In my reading life I greatly enjoy alpha male asshattery. There are provisos: obviously the asshat in question must be a good guy deep down, he must have brains and a sense of humor, and he must be enlightened enough to respect and enjoy being challenged by a heroine who’s his equal and maybe even stronger.
Even with those provisos met, though, most of my favorite heroes indulge in the kind of high-handed, obnoxious behavior that I would find totally unacceptable in real life. It’s been on my mind this week, because I’m in the first draft of a new story and I’m gradually filling in all sorts of details about my hero. As I’m writing contemporary romance, it’s closer to home, and I’m finding it tricky to get the balance right. I found it a struggle with the previous book, too: after reading my opening scene from an early draft (a McDaniel College romance writing assignment), Jenny Crusie said she’d keep reading, but only in the hope that my hero, Ian, would get hit by a bus. She wasn’t the only one to offer that kind of feedback. I had to clip Ian’s wings a bit 😉
I love the humor and snark of contemporary romance, but my favorite heroes come from historicals, paranormals, urban fantasy and suspense – everything but contemporary, in fact, and I suppose it’s because the most extreme manifestations of the alpha trope work best in sub-genres where dominant behavior is not just condoned, but expected and/or necessary. Frex:
Historical: Mr. Darcy (Jane Austen, Pride and Prejudice). Good-looking, loaded, intelligent, aristocratic, and brought up by his family and polite society to be arrogant, selfish and snobbish.
Historical: Vidal (Georgette Heyer, Devil’s Cub). Handsome, loaded, aristocratic, spoiled, volatile and casually violent product of his times. Also self-aware, very funny, and utterly brilliant.
Historical: Dain (Loretta Chase, Lord of Scoundrels). Powerfully built, classically educated, sardonic, outrageous, damaged, politically incorrect even by the licentious standards of 19th-century Paris. When the heroine calls him ‘the greatest whoremonger in Christendom,’ she’s not kidding.
Urban Fantasy: Curran (Ilona Andrews, Kate Daniels series). The Beast Lord, a shape-shifting super-lion who’s supreme leader of all the shape-shifters in an alternative, magical Atlanta.

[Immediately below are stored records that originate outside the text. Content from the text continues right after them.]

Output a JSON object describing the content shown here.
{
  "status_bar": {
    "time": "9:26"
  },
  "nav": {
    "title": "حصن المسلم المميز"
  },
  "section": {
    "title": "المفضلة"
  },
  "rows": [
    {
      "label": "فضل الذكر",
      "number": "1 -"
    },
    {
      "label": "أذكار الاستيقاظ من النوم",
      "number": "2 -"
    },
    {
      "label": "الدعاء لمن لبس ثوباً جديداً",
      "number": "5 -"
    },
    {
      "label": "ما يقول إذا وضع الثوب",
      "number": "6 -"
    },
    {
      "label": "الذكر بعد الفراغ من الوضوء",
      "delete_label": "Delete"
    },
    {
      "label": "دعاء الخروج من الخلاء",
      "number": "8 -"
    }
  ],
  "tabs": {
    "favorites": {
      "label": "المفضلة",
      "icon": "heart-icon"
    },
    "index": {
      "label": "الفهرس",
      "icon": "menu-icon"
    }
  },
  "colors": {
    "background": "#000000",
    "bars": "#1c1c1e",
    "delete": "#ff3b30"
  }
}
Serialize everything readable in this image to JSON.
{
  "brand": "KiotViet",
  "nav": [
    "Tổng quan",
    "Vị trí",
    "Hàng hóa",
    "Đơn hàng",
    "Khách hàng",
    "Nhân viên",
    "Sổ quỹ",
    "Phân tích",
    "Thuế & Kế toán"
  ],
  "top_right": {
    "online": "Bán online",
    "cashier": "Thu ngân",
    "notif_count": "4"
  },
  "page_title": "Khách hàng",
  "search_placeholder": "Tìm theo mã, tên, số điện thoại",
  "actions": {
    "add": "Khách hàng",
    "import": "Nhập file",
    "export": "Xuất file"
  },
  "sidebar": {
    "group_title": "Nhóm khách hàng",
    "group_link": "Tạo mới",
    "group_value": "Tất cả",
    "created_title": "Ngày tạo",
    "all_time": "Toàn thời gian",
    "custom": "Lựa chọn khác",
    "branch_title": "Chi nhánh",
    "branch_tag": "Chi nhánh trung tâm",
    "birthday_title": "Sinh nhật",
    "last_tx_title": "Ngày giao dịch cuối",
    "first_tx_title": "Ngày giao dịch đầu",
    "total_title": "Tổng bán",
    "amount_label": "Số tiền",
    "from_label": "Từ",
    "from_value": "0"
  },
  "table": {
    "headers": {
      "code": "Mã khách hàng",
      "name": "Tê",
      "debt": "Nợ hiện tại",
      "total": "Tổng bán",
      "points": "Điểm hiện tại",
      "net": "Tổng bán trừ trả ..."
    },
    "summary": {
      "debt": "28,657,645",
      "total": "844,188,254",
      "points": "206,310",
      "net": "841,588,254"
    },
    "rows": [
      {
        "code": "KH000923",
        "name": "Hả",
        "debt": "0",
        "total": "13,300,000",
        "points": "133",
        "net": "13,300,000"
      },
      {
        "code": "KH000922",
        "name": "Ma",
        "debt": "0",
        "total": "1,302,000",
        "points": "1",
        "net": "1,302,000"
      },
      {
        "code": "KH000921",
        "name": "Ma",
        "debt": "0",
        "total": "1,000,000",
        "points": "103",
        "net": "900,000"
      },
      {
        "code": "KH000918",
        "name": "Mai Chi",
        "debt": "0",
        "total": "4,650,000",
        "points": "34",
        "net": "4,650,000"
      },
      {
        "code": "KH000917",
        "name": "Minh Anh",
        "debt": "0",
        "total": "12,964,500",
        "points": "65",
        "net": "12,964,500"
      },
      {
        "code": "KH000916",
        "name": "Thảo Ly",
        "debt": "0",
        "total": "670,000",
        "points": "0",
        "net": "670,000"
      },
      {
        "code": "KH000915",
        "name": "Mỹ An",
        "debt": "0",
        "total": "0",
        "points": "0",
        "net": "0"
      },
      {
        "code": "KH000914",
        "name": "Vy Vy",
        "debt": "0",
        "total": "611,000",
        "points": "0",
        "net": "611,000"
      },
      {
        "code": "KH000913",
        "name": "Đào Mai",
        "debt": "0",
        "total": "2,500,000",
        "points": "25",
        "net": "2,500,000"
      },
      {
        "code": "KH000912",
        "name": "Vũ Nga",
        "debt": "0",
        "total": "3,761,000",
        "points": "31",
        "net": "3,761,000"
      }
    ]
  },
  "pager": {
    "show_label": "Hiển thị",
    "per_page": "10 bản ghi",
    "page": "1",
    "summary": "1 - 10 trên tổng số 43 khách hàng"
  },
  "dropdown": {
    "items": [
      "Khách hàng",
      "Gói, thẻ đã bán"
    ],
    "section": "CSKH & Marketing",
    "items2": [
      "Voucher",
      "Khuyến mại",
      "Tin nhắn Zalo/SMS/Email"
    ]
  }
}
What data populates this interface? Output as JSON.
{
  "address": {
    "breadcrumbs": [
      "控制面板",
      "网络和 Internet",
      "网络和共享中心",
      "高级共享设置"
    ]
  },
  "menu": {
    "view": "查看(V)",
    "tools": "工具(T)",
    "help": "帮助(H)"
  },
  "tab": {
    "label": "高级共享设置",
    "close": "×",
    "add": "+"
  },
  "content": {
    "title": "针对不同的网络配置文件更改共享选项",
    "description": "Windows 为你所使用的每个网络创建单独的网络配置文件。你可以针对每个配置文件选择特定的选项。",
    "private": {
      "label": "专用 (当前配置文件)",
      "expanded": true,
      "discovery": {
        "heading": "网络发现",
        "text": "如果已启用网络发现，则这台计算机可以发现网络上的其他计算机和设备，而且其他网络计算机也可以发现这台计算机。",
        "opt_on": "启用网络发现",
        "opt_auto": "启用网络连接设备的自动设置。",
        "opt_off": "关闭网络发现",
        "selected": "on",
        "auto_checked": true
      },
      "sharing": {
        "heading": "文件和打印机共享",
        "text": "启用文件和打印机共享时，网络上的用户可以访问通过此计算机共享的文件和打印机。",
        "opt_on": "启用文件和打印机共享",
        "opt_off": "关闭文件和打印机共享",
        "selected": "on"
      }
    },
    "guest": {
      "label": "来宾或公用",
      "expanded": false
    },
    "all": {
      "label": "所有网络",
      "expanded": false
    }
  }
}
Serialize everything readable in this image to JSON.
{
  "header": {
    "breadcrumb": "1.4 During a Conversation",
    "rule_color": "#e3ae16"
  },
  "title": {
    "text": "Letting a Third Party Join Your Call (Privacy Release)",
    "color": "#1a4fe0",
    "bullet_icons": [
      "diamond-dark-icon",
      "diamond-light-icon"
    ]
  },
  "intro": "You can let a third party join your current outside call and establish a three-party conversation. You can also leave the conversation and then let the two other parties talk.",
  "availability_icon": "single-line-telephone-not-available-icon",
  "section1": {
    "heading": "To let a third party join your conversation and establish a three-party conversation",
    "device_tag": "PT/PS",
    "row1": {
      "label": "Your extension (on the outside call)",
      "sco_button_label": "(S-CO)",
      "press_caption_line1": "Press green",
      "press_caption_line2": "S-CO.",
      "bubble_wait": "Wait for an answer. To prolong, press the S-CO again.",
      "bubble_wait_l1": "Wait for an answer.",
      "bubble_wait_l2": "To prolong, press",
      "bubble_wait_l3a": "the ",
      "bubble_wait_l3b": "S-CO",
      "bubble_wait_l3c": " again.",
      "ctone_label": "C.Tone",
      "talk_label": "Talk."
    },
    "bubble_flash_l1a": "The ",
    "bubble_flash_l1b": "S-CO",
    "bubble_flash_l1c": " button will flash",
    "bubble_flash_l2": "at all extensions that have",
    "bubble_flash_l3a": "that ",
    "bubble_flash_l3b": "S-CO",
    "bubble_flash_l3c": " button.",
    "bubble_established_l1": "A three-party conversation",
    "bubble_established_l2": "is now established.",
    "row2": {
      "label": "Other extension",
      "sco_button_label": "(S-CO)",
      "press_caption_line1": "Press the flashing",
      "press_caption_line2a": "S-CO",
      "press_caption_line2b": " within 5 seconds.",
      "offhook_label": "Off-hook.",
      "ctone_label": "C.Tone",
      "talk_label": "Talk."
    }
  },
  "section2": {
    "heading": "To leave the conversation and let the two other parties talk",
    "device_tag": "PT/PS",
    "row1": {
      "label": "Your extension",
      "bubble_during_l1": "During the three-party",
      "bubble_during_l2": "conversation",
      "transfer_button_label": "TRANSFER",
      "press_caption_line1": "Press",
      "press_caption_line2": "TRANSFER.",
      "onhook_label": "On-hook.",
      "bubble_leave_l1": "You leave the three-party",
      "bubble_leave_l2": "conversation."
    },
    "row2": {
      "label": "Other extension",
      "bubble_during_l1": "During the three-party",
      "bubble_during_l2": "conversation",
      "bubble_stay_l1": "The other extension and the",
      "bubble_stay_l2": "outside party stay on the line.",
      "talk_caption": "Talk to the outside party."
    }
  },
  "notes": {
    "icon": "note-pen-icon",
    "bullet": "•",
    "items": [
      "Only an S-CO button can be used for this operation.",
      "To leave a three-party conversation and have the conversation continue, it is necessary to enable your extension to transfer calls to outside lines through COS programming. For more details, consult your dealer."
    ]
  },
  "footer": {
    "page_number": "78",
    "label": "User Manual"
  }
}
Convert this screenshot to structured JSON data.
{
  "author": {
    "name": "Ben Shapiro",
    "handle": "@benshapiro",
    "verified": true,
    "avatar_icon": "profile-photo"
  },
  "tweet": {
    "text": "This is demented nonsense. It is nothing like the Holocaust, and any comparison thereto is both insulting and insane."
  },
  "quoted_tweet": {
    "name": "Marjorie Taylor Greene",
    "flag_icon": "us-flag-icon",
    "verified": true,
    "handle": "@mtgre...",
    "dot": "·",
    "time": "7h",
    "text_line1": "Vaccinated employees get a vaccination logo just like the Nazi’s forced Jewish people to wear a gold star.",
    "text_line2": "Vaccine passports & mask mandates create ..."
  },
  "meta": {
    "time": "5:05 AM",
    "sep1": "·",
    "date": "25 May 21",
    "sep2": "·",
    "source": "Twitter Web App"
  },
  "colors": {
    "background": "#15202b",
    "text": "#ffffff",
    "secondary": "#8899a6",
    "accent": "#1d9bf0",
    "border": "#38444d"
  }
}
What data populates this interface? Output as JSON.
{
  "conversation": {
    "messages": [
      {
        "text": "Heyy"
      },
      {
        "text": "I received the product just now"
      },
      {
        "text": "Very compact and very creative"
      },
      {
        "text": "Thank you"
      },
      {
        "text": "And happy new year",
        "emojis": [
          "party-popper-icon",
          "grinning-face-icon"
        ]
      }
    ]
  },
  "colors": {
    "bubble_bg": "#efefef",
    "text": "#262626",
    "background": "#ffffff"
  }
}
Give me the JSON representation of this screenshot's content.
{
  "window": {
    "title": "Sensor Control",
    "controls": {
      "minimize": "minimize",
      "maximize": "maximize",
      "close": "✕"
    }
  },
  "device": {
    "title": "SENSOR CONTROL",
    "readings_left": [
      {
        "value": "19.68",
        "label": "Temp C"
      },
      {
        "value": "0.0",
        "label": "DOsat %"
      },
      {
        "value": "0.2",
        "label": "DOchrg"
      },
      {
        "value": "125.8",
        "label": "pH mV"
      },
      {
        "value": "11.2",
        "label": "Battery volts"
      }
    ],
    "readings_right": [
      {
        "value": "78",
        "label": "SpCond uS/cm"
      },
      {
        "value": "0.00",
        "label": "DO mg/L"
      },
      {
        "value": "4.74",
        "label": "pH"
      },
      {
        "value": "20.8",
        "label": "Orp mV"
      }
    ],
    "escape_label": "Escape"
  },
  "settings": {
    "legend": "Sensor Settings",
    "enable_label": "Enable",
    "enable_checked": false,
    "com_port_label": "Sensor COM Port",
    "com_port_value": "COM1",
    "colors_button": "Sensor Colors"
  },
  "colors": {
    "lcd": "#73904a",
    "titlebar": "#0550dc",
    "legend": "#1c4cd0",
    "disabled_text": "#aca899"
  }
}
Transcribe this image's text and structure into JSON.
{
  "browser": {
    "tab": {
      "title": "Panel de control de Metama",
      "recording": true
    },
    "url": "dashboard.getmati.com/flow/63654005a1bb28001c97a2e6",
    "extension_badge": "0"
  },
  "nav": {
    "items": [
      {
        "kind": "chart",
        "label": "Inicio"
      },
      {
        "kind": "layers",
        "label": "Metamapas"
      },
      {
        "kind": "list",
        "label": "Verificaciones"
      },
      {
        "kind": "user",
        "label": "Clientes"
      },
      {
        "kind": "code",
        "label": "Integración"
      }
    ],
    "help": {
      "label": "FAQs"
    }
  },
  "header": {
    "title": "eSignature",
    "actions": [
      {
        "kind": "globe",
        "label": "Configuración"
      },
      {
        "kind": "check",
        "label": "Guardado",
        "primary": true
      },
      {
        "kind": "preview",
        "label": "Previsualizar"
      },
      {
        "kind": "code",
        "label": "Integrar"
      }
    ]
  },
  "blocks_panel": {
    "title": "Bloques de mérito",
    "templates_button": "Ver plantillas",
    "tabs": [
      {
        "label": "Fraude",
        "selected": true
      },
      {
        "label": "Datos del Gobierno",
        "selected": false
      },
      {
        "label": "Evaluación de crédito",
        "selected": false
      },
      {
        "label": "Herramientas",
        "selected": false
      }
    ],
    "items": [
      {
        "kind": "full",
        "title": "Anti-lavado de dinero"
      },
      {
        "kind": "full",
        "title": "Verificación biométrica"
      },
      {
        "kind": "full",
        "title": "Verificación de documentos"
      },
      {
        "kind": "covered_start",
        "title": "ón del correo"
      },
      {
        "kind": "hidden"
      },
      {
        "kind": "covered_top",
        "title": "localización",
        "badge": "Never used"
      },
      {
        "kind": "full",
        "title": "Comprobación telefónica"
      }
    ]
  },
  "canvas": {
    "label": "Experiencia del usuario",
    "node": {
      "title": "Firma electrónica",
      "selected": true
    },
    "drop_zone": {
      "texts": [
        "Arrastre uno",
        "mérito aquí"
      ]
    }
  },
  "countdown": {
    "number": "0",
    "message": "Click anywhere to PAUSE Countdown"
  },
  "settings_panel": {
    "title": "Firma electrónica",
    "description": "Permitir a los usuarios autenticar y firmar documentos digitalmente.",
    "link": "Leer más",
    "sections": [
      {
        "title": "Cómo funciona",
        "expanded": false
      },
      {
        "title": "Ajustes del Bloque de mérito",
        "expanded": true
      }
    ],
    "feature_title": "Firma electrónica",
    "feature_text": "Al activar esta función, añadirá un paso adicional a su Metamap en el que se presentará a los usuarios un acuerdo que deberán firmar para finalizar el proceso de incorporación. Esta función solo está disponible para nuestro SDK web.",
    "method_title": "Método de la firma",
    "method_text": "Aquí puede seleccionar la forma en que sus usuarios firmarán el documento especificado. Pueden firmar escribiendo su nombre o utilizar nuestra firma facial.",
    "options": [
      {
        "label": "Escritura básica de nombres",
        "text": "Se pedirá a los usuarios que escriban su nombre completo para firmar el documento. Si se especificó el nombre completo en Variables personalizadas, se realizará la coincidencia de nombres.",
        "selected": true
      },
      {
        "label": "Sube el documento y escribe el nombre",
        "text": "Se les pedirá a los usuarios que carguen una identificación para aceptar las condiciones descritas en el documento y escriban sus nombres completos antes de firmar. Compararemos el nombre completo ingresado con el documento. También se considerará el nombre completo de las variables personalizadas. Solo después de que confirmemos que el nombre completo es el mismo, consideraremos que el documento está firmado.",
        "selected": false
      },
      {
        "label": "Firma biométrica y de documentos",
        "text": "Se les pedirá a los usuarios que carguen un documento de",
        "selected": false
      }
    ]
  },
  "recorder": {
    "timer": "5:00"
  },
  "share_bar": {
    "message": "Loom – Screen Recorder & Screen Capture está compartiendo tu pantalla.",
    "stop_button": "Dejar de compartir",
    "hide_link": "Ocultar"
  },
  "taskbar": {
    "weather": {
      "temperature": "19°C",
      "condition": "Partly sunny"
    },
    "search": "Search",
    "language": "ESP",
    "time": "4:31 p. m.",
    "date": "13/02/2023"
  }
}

By definition he’s dominant, all-powerful, politically cunning, violent by nature and necessity. He speaks first, eats first, and his word is law.
Urban Fantasy: Adam (Patricia Briggs Mercy Thompson series). A soldier-turned-Alpha werewolf. A passionate man’s man with old-fashioned values transformed into pack politician, strong leader and tireless protector in the kill-or-be-killed world of shape-shifter and vampire power games.
Romantic Suspense: Joe Faroe (Elizabeth Lowell, The Wrong Hostage). Jaded, tough, confident, ruthless undercover operative for St. Kilda Consulting, totally at home in the shadow world of drugs, kidnapping, dirty money and dirtier politics.
Romantic Suspense: Max Bhagat (Suzanne Brockmann, Troubleshooters series). Commander of the FBI’s elite counter-terrorism unit, a brilliant, driven leader who pushes himself and everyone who works for him to the limit and beyond, doesn’t believe in excuses and has no life except his job.
Romantic Adventure: Shane (Jenny Crusie, Agnes and the Hitman). Shane was brought up by a retired wise guy and now kills people for the government. Tall, dark and laconic, he’s not big on small talk but he does what needs to be done.
I’ve read that one reason 1970s romance plots were so rape-y was that it was the only publishable way for the heroine to discover and eventually enjoy her sexuality, and the only socially permissible way for women to read about it. Only bad girls were allowed to want and enjoy a sex life, and they eventually got punished for it.
For me, I think part of the fun of non-contemporary romantic sub-genres is that they offer a more acceptable way to enjoy throwback male heroes. Even if the only permission we need these days is from ourselves, it makes for a more comfortable guilty pleasure if the story is set in a context that justifies all that chest-beating.
That’s my theory, anyway. What do you think?